Monday’s measure is the product of bipartisan negotiations and is the legislative vehicle to fund the day-to-day operations of government through Sept. 30 – and prevent a government shutdown when current funding runs out March 27.

It sets a path for government in the wake of across-the-board spending cuts that took effect March 1. In most cases the minor changes in agency budgets amount to housekeeping within a trillion-dollar cap for the day-to-day operations of agencies in the current budget year.

Senate passage seems routine and could presage an end to a mostly overlooked battle between House Republicans and Obama and his Senate Democratic allies over the annual spending bills required to fund federal operations.

The measure expands upon House Republican legislation that passed last week, adding sometimes symbolic funding and flexibility for scores of programs and challenges House Speaker John Boehner, R-Ohio, who warned Democrats last week not to load the measure up too much.

The bipartisan measure comes as Washington girds for weeks of warfare over the budget for next year and beyond as both House and Senate budget committees this week take up blueprints for the upcoming 2014 budget year.

The first salvo is coming from House Republicans poised to release on Tuesday a now-familiar budget featuring gestures to block “Obamacare,” turn Medicare into a voucher-like program for future retirees and curb Medicaid and domestic agency budgets. Such ideas are dead on arrival but will – in concert with taxes on the wealthy enacted in January – allow Republicans to propose a budget that would come to balance within 10 years.

Senate Democrats are countering on Wednesday with a budget plan mixing tax increases, cuts to the Pentagon and relatively modest cuts to domestic programs. The measure would not reach balance, but it would undo automatic cuts that started taking effect this month and largely leaves alone rapidly growing benefit programs like Medicare.

“We need to make sure that everybody participates in getting us to a budget that deals with our debt and our deficit responsibly,” Budget Committee Chairwoman Patty Murray, D-Wash., said Monday.

Obama’s budget is already weeks overdue but press secretary Jay Carney promised that it would “for a period of time” bring deficits below 3 percent of gross domestic product, a measure that many analysts say is sustainable without damaging the economy.

The wrap-up spending bill for the half-completed fiscal year released Monday, however, is another matter. It’s a lowest common denominator approach that gives the Pentagon much-sought relief for readiness accounts but adds money sought by Democrats like Appropriations Committee Chairwoman Barbara Mikulski, D-Md., for domestic programs.

The Senate measure would award seven Cabinet departments – including Defense, Commerce, justice, Agriculture and Veterans Affairs – with their line-by-line detailed budgets, but would leave the rest of the government running on autopilot. All domestic agencies except for Veterans Affairs would then be subject to a 5 percent across-the-board cut while the Pentagon would bear an 8 percent cut.
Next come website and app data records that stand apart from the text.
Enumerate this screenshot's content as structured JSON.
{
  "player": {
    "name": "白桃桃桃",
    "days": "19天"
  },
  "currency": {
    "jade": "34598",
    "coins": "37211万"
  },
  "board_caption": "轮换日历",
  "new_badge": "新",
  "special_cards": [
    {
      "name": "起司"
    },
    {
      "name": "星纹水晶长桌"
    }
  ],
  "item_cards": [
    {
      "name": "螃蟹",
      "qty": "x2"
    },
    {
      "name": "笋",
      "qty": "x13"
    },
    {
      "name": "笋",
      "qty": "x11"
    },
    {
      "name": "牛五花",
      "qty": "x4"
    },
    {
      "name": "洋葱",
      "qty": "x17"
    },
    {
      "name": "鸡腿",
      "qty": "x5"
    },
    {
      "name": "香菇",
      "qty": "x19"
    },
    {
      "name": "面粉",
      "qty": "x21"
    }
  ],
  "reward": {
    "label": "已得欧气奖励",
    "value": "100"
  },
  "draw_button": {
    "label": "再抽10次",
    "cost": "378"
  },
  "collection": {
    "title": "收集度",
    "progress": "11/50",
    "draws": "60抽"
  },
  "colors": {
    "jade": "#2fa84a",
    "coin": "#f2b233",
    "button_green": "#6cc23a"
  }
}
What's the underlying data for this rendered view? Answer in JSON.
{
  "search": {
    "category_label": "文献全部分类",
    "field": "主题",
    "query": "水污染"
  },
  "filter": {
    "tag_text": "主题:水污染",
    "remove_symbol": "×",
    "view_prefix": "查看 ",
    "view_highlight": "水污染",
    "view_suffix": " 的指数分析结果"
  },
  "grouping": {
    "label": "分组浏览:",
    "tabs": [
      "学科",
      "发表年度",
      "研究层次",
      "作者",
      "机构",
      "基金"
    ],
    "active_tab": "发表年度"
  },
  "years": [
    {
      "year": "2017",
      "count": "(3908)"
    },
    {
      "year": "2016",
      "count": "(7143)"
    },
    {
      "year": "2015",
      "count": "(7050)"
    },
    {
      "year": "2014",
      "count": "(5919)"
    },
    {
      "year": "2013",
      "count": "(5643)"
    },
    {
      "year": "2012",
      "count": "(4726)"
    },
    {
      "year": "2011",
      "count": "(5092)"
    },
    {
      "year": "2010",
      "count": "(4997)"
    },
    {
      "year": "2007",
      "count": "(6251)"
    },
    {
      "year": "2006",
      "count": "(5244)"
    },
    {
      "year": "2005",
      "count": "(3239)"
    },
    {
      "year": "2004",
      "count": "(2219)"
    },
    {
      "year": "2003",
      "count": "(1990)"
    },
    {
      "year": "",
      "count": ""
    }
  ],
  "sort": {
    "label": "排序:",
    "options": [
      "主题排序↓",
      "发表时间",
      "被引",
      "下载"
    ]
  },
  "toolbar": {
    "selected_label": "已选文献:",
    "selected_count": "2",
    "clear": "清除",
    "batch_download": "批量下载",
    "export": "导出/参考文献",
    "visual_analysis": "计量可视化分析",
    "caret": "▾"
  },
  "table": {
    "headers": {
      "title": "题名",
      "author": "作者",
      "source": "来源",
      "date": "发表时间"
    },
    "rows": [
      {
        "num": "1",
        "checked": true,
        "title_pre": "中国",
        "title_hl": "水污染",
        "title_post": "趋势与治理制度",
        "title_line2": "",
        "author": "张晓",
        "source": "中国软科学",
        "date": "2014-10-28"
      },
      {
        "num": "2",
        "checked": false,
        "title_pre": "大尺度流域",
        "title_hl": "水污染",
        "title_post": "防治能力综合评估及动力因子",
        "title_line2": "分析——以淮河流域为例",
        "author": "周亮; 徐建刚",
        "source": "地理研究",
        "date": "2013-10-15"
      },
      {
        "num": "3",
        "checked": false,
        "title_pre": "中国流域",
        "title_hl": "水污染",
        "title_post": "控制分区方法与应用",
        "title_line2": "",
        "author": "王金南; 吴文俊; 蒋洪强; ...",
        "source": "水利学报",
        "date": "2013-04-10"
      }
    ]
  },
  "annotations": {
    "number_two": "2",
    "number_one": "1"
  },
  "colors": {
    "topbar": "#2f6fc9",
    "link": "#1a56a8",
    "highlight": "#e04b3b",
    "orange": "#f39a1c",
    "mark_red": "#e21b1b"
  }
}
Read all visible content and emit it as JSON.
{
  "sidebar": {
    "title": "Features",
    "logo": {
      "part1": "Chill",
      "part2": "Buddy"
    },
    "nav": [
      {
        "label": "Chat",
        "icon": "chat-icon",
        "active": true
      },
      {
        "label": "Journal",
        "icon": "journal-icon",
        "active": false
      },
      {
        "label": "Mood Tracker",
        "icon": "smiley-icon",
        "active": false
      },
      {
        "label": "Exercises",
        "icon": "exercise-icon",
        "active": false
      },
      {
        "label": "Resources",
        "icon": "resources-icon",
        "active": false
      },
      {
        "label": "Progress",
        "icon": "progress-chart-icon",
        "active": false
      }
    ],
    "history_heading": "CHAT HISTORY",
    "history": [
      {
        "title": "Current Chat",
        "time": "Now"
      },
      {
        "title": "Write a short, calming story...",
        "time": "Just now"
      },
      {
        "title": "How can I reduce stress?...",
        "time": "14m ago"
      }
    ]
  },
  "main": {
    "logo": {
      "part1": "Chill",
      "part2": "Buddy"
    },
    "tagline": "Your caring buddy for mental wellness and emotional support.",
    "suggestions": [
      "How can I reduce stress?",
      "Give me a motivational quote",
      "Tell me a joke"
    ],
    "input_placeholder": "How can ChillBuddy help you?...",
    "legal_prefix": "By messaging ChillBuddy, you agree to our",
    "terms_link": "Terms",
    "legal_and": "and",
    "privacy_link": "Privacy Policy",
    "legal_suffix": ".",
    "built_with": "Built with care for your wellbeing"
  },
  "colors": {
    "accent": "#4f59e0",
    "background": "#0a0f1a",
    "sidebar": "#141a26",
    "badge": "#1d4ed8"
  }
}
Mikulski needs Republican votes to pass the measure through the Senate, which Democrats control with 55 votes but where 60 votes are required for virtually all major legislation.